Our new Toddler Talking groups are proving popular with local parents looking for help to encourage their toddler to talk. Groups run twice a week at our Tooting clinic and your first session is completely free. Contact Lizzie at email@example.com to find out more.
A couple of weeks ago, my colleague Lisa Gadsby and I gave a talk at the L’École du Parc nursery school in Clapham on supporting bilingual and multilingual children. More than half the children at L’École du Parc are bilingual, speaking both French and English, and the nursery has some families where as many as four different languages are spoken at home.
The nursery’s parents’ association wanted us to advise on the nature of bilingual development, how it differs from monolingual development and how best to approach teaching children two languages at once. In the talk we explained some of the signs indicating developmental problems to look out for, and advised on which issues should resolve on their own. The talk was aimed at parents, but the teachers who attended also found it very useful.
What is Expressive Language Disorder?
Expressive language is how a person expresses their feelings and ideas. Expressive language disorder is characterised by a child having difficulty expressing him- or herself using speech or writing.

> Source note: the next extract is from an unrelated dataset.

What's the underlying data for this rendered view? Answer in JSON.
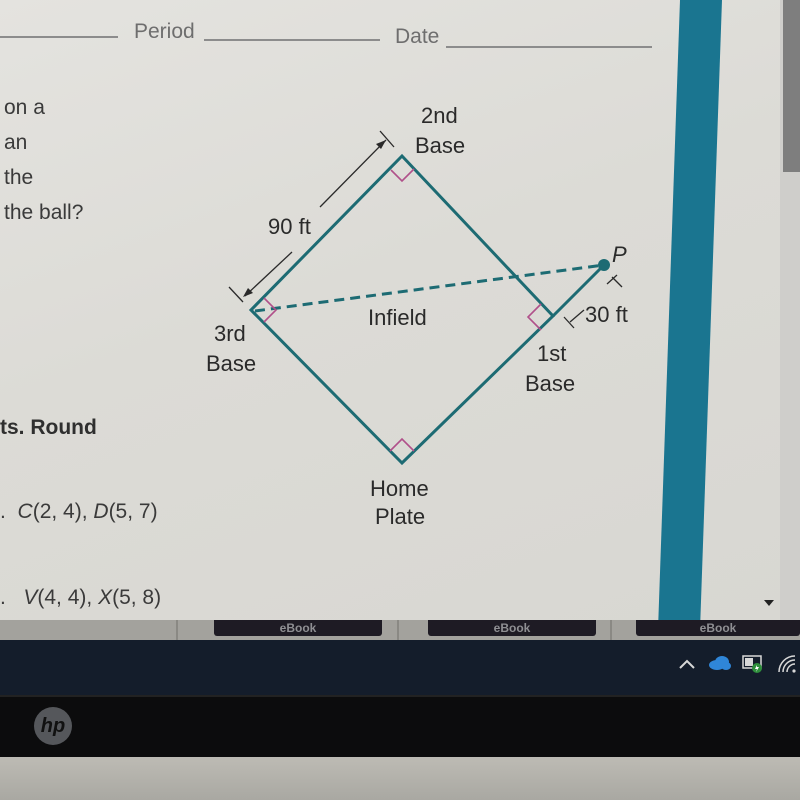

Children with expressive language disorder do not have problems pronouncing certain sounds or words, as with a phonological speech disorder (discussed in a previous blog post), in fact they will tend to be within the normal range for correct speech sounds. The problem is with putting sentences together, finding and using the right words, and the use of grammar.